- the epistle to the Philippians promotes brotherly love using Christ as our example and it explains the Christian attitude to persecution and competitive Christianity.
- the epistle to the Colossians sets forth the glory of Christ as the Son of God and how the believer is to behave as one who is complete in Christ.
- the two epistles to the Thessalonians are set against the background of the Second Coming of Christ. They correct mistakes about it, measured against the emergence of the man of sin in the Christian church and his eventual exposure by Christ.
- the two epistles to Timothy are ‘pastoral epistles’ giving guidance from the aged apostle Paul to younger Timothy about godly behaviour and passing on the Gospel from generation to generation through faithful office-bearers in the Christian church.
- the epistle to Titus is another pastoral epistle explaining the need for office-bearers in the church of God and for Christian forbearance and mutual help.
- the epistle to Philemon is a short epistle demonstrating love and forbearance towards one’s employees and their mistakes.
- the epistle to the Hebrews explains how Jesus Christ fulfilled the sacrifices described in the Old Testament and abrogated the ceremonial law thereby. It warns about the danger of apostasy and of going back to ceremonial religion. It is the apostle Paul’s sermon notes, based on various Old Testament texts, honed up over the years and then given to the wider world in written form.
- the epistle of James sets forth practical Christianity as the fruit of Christian faith – how Christian brethren should behave towards each other, showing impartiality and charity arising from heavenly wisdom, contrasted with worldly behaviour.
- the two epistles of Peter prepared the Christian church for Peter’s death and how to promote the Gospel after he had gone to heaven. He directs his readers to the inspired and incorruptible Bible rather than to any college of imaginary cardinals or popes in Rome. He warns the Christian church against lording it over God’s heritage. He encouraged believers to grow in Christian grace and in the experimental knowledge of the Lord Jesus Christ in order to prepare for glory in heaven. He warns them against false prophets and against those who mock the teaching about Christ’s Second Coming.
- the three epistles of John extol the fellowship of the love of God because Jesus Christ is the Advocate for sinners. He reminds his readers about apostasy from the church of God and about the rise of the Antichrist, teaching them spiritual discernment to identify true Christians by marks of grace and their love for each other.
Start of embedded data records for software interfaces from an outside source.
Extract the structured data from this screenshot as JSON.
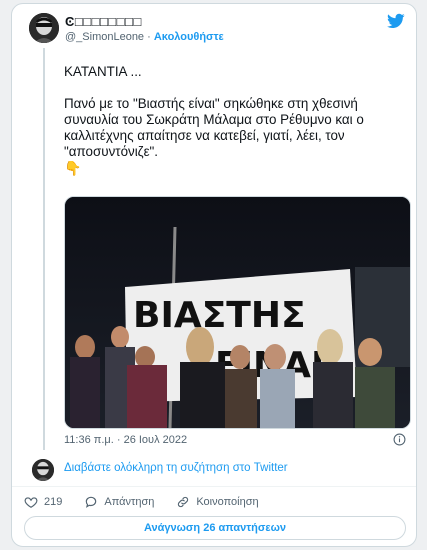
{
  "author": {
    "display_name": "Ͼ□□□□□□□□",
    "handle": "@_SimonLeone",
    "separator": "·",
    "follow_label": "Ακολουθήστε"
  },
  "tweet": {
    "line1": "ΚΑΤΑΝΤΙΑ ...",
    "line2": "Πανό με το \"Βιαστής είναι\" σηκώθηκε στη χθεσινή συναυλία του Σωκράτη Μάλαμα στο Ρέθυμνο και ο καλλιτέχνης απαίτησε να κατεβεί, γιατί, λέει, τον \"αποσυντόνιζε\".",
    "emoji": "👇",
    "banner_line1": "ΒΙΑΣΤΗΣ",
    "banner_line2": "ΕΙΝΑΙ",
    "timestamp": "11:36 π.μ. · 26 Ιουλ 2022"
  },
  "footer": {
    "read_thread": "Διαβάστε ολόκληρη τη συζήτηση στο Twitter",
    "like_count": "219",
    "reply_label": "Απάντηση",
    "share_label": "Κοινοποίηση",
    "read_replies_label": "Ανάγνωση 26 απαντήσεων"
  },
  "colors": {
    "accent": "#1d9bf0",
    "text": "#0f1419",
    "muted": "#536471"
  },
  "icons": [
    "twitter-bird-icon",
    "info-icon",
    "heart-icon",
    "reply-bubble-icon",
    "link-icon",
    "pointing-down-emoji"
  ]
}
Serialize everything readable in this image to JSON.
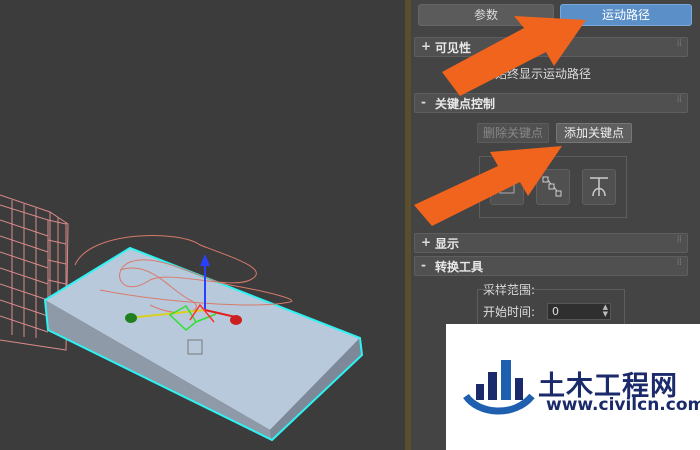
{
  "panel": {
    "tabs": [
      {
        "label": "参数",
        "active": false
      },
      {
        "label": "运动路径",
        "active": true
      }
    ],
    "rollouts": {
      "visibility": {
        "sign": "+",
        "title": "可见性",
        "option": "始终显示运动路径",
        "option_prefix_hidden": true
      },
      "key_control": {
        "sign": "-",
        "title": "关键点控制",
        "delete_key": "删除关键点",
        "add_key": "添加关键点"
      },
      "display": {
        "sign": "+",
        "title": "显示"
      },
      "conversion": {
        "sign": "-",
        "title": "转换工具",
        "range_label": "采样范围:",
        "start_label": "开始时间:",
        "start_value": "0"
      }
    }
  },
  "colors": {
    "active_tab": "#5a8fc8",
    "arrow": "#f0641e",
    "object_top": "#c0cfe0",
    "selection": "#00ffff"
  },
  "watermark": {
    "title": "土木工程网",
    "url": "www.civilcn.com"
  }
}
He exposes and resists control freakery in the Christian church.
- the epistle of Jude exhorts Christians to contend earnestly for the original Christian faith, contrary to the unchristian teaching introduced by those promoting ungodly practices, and encourages believers that the Saviour will keep them from falling and present them faultless before His presence in heaven.
- the book of Revelation concludes the Christian Bible with a visionary account about the future of the Christian church until the end of Time. Jesus reveals His continuing oversight of His Church through the Great Tribulation and its long years of spiritual warfare with false religion. Finally, the Lord Jesus Christ triumphs and the kingdoms of the world become His kingdoms, which ushers in the biblical Millennium of Gospel blessedness on the Earth, fulfilling the praise of the heavenly host when He was born into the world:
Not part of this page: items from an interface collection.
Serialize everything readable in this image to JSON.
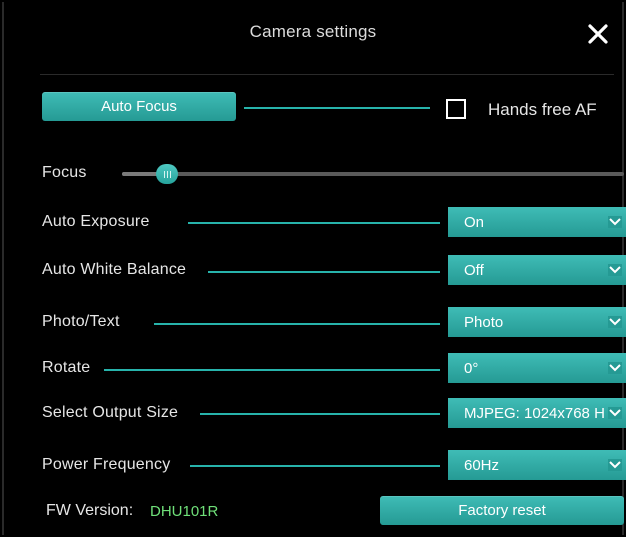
{
  "dialog": {
    "title": "Camera settings",
    "close_icon": "close-icon"
  },
  "auto_focus": {
    "button_label": "Auto Focus",
    "hands_free_label": "Hands free AF",
    "hands_free_checked": false
  },
  "focus": {
    "label": "Focus",
    "level": 0.09
  },
  "settings": [
    {
      "label": "Auto Exposure",
      "value": "On"
    },
    {
      "label": "Auto White Balance",
      "value": "Off"
    },
    {
      "label": "Photo/Text",
      "value": "Photo"
    },
    {
      "label": "Rotate",
      "value": "0°"
    },
    {
      "label": "Select Output Size",
      "value": "MJPEG: 1024x768 H"
    },
    {
      "label": "Power Frequency",
      "value": "60Hz"
    }
  ],
  "footer": {
    "fw_label": "FW Version:",
    "fw_value": "DHU101R",
    "factory_reset_label": "Factory reset"
  },
  "colors": {
    "accent": "#2fb0a9",
    "accent_line": "#27b3ab",
    "version_text": "#6fe079",
    "background": "#000000"
  }
}
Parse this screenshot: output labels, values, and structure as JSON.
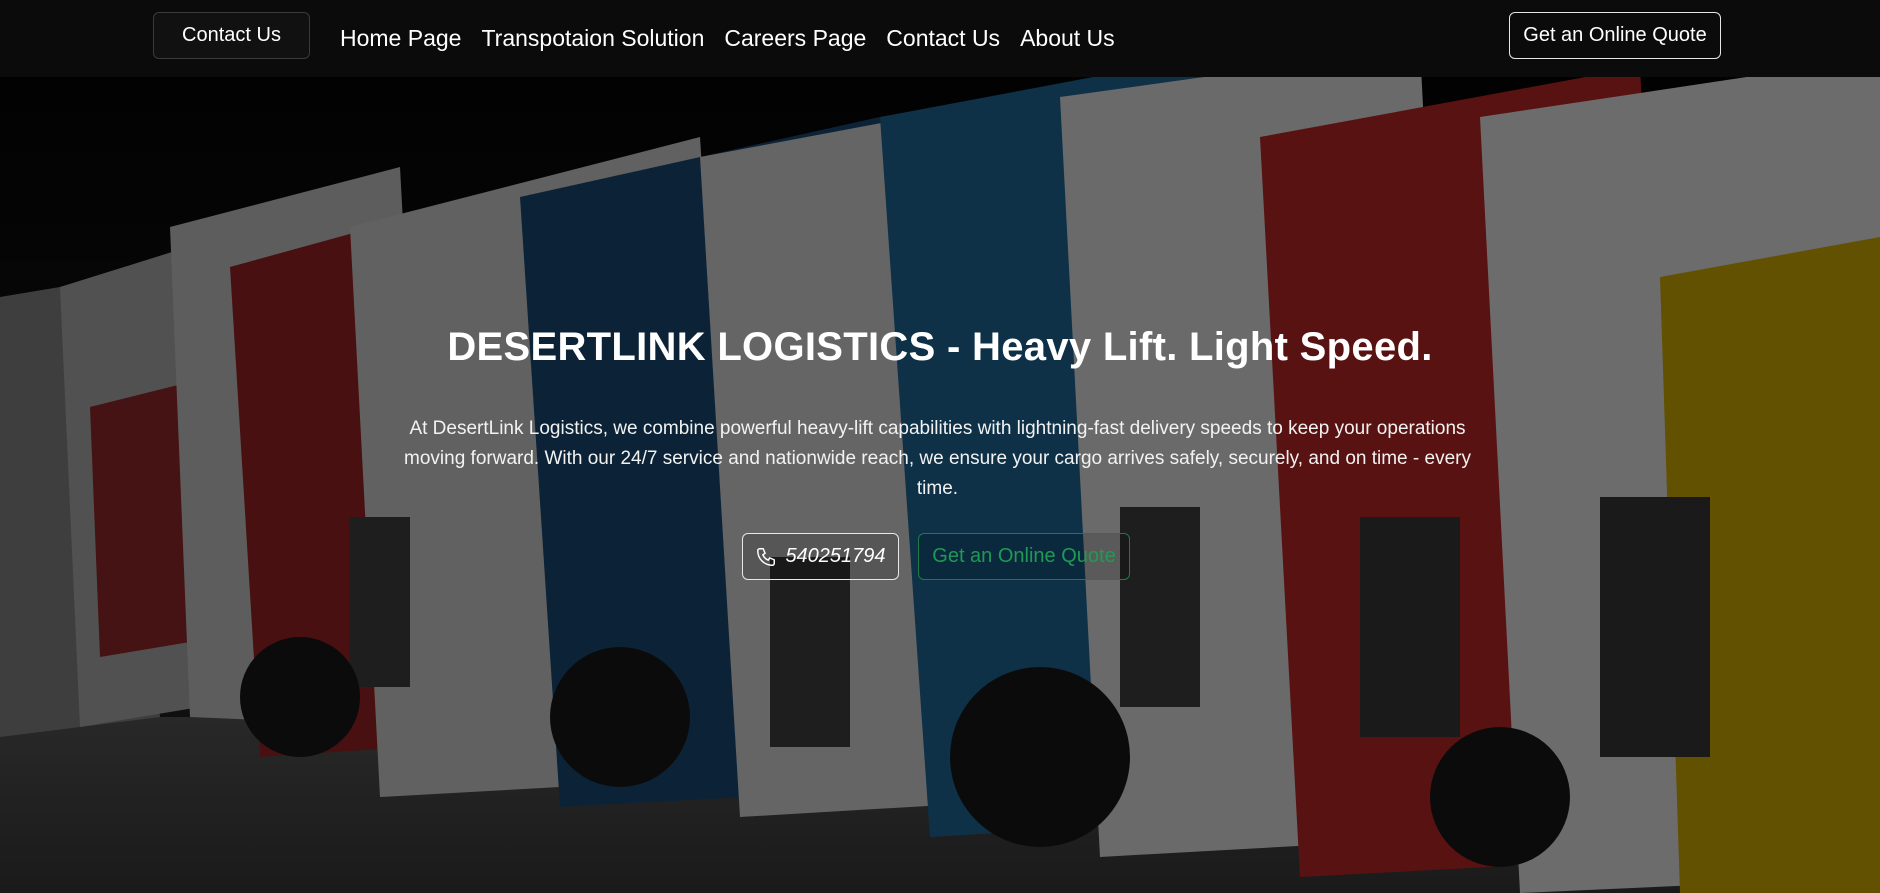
{
  "nav": {
    "contact_button": "Contact Us",
    "links": [
      "Home Page",
      "Transpotaion Solution",
      "Careers Page",
      "Contact Us",
      "About Us"
    ],
    "quote_button": "Get an Online Quote"
  },
  "hero": {
    "title": "DESERTLINK LOGISTICS - Heavy Lift. Light Speed.",
    "description": "At DesertLink Logistics, we combine powerful heavy-lift capabilities with lightning-fast delivery speeds to keep your operations moving forward. With our 24/7 service and nationwide reach, we ensure your cargo arrives safely, securely, and on time - every time.",
    "phone": "540251794",
    "phone_icon": "phone-icon",
    "quote_button": "Get an Online Quote",
    "background": "row of parked semi-trucks"
  },
  "colors": {
    "nav_bg": "#0b0b0b",
    "accent_green": "#1f9a55",
    "text": "#ffffff"
  }
}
“Glory to God in the highest, and on Earth peace, good will toward men.”Luke 2:14
The Christian church is on course and not far from the fulfilment of the Lord Jesus Christ’s global agenda. Will you be among His supporters or among His opponents?
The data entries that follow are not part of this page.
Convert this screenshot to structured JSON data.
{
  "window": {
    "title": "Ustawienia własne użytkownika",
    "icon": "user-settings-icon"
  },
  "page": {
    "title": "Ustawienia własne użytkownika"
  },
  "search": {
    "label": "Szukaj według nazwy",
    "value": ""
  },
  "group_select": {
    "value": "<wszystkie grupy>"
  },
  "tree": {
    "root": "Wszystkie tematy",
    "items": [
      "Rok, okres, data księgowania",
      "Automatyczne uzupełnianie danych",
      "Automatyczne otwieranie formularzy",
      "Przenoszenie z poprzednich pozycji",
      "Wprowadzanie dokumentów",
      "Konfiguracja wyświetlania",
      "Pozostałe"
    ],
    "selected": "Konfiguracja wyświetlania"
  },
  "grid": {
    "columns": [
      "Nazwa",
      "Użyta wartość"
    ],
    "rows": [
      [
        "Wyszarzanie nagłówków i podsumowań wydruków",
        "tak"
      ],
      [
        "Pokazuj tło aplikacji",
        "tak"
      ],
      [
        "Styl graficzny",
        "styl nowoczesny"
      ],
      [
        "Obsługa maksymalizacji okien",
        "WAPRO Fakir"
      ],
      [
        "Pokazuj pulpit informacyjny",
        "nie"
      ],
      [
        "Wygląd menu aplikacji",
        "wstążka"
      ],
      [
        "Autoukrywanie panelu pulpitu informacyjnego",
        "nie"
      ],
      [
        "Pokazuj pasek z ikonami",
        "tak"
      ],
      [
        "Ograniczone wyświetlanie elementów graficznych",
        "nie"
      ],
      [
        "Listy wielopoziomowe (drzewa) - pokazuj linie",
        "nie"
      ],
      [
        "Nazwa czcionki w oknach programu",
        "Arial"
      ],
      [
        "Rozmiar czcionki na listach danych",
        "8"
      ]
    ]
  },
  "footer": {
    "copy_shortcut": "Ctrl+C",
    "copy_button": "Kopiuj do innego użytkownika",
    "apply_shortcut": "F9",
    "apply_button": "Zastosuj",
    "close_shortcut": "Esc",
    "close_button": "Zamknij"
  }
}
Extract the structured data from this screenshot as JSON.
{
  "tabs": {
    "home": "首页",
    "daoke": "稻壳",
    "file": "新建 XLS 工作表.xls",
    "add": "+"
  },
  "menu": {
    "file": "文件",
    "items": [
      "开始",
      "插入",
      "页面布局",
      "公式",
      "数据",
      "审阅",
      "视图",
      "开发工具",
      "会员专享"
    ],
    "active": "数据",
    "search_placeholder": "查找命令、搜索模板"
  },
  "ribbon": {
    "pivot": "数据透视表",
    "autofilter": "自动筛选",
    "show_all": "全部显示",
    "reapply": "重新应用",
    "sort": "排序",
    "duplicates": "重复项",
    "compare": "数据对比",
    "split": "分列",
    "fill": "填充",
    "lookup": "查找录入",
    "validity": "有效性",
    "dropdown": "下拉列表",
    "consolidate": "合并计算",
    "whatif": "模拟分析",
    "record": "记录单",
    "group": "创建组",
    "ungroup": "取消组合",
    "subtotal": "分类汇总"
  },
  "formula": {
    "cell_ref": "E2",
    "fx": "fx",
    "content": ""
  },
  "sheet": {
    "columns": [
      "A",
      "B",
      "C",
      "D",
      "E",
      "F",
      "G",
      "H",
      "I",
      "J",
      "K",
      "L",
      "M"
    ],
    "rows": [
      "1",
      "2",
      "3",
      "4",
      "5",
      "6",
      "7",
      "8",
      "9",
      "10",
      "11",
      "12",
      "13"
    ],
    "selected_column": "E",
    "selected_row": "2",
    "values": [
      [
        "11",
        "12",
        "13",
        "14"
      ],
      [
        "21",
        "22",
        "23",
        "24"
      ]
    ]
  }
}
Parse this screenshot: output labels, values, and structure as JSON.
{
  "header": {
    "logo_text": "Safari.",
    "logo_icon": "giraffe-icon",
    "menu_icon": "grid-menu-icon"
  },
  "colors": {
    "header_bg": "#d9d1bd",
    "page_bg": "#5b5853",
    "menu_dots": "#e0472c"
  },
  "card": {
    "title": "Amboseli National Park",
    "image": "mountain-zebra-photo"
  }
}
The ungodly will find themselves belonging to a minority of losers, on the wrong side of history, and on the wrong side of eternity, to their everlasting shame and dismay, while the godly will inherit the kingdom prepared for them from the foundation of the world Mat 25:34.